Choosing a new smartphone is a seductive experience, with the latest handsets promising technologies and features your existing device can’t provide.
And amid the excitement about higher-quality camera lenses and bigger screens, it’s easy to take available device storage for granted.
A 32GB or 64GB hard drive sounds huge, so surely that will be sufficient?
After all, many media files aren’t that big. A 320kbps MP3 typically occupies between 5MB and 10MB.
Filled with false confidence, people spend hundreds of pounds on a brand-new handset. And within months, its available device storage is almost completely full.
In a moment, we’ll consider ways to tackle and improve this without needing to resort to instruction manuals or YouTube tutorials. But firstly, why do devices fill up so quickly?
Losing the space race
There are several contributory factors behind the phenomenon of the crowded smartphone.
To begin with, today’s handsets are powered by complex operating systems which consume several gigabytes.
Apple’s iOS 13 needs around 2.2GB of space to run, plus it requires almost 3GB of additional space available to install it. That’s 5GB gone straight away.
Manufacturer-specific bloatware is installed on phones whether we want it or not, and can’t be deleted – only disabled.
Samsung owners have to contend with shopping services, wearable apps (even if you don’t own any wearables), voice recorders, proprietary music tools and a Samsung Members app.
Promising the chance to “create, discuss and learn more about your Samsung products”, it’s of far more use to Samsung than it is to consumers. It takes up 56MB. And it can’t be deleted.
Next, consider how quickly temporary internet folders fill with cookies, downloaded PDFs and cached web pages as we browse and surf.
Every time you take a photo, it can occupy up to 10MB of space.
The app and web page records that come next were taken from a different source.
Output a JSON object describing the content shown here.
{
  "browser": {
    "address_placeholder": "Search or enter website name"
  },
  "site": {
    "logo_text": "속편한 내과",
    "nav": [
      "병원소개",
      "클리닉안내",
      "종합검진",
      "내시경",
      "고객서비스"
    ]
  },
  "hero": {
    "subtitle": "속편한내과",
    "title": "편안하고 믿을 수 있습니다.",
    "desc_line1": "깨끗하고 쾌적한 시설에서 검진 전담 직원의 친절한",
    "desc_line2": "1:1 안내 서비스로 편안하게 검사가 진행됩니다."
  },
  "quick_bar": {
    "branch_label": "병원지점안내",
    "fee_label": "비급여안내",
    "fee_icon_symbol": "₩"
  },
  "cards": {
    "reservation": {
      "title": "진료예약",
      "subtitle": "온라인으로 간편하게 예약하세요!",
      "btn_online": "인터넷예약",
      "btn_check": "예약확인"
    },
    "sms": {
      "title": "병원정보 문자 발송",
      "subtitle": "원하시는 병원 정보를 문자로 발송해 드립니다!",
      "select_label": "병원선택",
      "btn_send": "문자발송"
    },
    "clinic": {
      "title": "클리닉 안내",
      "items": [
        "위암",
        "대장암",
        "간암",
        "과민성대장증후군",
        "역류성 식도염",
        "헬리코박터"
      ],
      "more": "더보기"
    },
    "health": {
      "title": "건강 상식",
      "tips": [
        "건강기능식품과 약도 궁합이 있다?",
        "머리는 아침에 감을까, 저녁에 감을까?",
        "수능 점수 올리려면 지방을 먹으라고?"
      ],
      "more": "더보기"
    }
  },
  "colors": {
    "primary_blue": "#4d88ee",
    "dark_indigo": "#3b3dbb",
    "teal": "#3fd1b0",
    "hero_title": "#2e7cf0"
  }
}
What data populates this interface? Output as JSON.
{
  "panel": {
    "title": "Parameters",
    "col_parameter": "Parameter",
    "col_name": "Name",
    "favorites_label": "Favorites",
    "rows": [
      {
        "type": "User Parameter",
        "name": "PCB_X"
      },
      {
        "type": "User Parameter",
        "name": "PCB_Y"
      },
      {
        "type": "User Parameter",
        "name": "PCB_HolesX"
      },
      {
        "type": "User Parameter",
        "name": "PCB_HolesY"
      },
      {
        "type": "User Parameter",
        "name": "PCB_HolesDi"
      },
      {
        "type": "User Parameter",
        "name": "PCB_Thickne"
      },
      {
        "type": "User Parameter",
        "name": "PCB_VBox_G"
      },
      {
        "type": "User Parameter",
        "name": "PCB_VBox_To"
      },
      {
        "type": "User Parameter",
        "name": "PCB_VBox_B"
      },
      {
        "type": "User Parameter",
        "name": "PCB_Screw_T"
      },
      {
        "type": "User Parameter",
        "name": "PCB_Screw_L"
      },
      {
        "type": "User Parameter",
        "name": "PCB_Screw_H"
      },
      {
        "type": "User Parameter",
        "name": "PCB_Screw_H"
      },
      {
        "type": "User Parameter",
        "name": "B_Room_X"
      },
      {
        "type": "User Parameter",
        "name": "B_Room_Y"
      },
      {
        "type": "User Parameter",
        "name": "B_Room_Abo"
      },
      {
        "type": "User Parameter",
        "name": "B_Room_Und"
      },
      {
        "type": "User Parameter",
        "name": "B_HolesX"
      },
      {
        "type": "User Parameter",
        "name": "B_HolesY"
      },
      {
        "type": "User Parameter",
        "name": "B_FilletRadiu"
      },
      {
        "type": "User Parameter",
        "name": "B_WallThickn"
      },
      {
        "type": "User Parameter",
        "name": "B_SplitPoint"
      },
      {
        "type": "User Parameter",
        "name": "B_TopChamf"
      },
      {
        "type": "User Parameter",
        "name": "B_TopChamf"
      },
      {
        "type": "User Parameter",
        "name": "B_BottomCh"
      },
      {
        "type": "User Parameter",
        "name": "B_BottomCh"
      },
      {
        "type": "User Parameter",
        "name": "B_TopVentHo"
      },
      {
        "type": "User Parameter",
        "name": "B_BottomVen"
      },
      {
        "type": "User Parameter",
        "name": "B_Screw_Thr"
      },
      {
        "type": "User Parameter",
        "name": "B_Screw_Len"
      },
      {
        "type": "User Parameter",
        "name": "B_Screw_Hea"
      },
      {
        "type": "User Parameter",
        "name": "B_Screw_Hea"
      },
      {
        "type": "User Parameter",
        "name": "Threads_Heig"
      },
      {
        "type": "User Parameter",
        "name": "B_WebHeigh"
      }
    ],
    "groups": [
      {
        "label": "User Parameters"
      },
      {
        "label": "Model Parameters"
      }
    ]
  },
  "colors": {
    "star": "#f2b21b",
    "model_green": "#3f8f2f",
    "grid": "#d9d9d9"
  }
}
Then it gets uploaded via WhatsApp or Instagram, which creates a copy on your device. More space eaten up.
A five-minute video clip can occupy 500MB all by itself. And before you know it, that ‘generous’ storage capacity is filled.
These are our suggestions for increasing available device storage. Some are device-specific, while others apply to any modern smartphone:
- Upload information into the cloud. For a small fee, most manufacturers offer proprietary cloud-hosted storage, usually far in excess of anything available on the handset itself.
- Transfer data onto removable device storage. If your handset supports a microSD card, make full use of it by instructing all apps to save media files to this location by default.
- Run diagnostic apps. These vary by device. For instance, Android Oreo offers one-tap optimisation of available storage and memory – ideal even for technophobes.
- Delete videos. Do you really need to keep a muffled ten-minute video of your favourite band playing in a dark club? Data-hungry video clips should be among the first to go.
- Search for other media files. Voice recorders, podcast players, Adobe viewers and other content apps may have downloaded files, which can be erased without being missed.
- Remove duplicates. Ensure your device isn’t storing copies of social media images. If it is, delete them all – you don’t need the same file stored in two (or three) locations.
- Disable bloatware. Even if you can’t get rid of a pre-installed app, disabling it will prevent it downloading anything or auto-updating (usually expanding its footprint).
- Uninstall unused apps. Diagnostic checks might highlight apps which haven’t been used for a while. There are probably apps on your phone you could easily live without.
- Clear app caches. Even if you want to keep certain apps, ensure their caches aren’t full of irrelevant historic data. The Sky Sports app alone can hoard 1GB of unnecessary files.
- Do the same with browser memory. Every site you visit saves cookies and cache files. Go to Clear History and Website Data on Safari, or Clear Images and Files on Android.
- Stream media. In the past, we’ve suggested reducing mobile data use by downloading media to enjoy offline. But doing the opposite lessens the burden on available storage.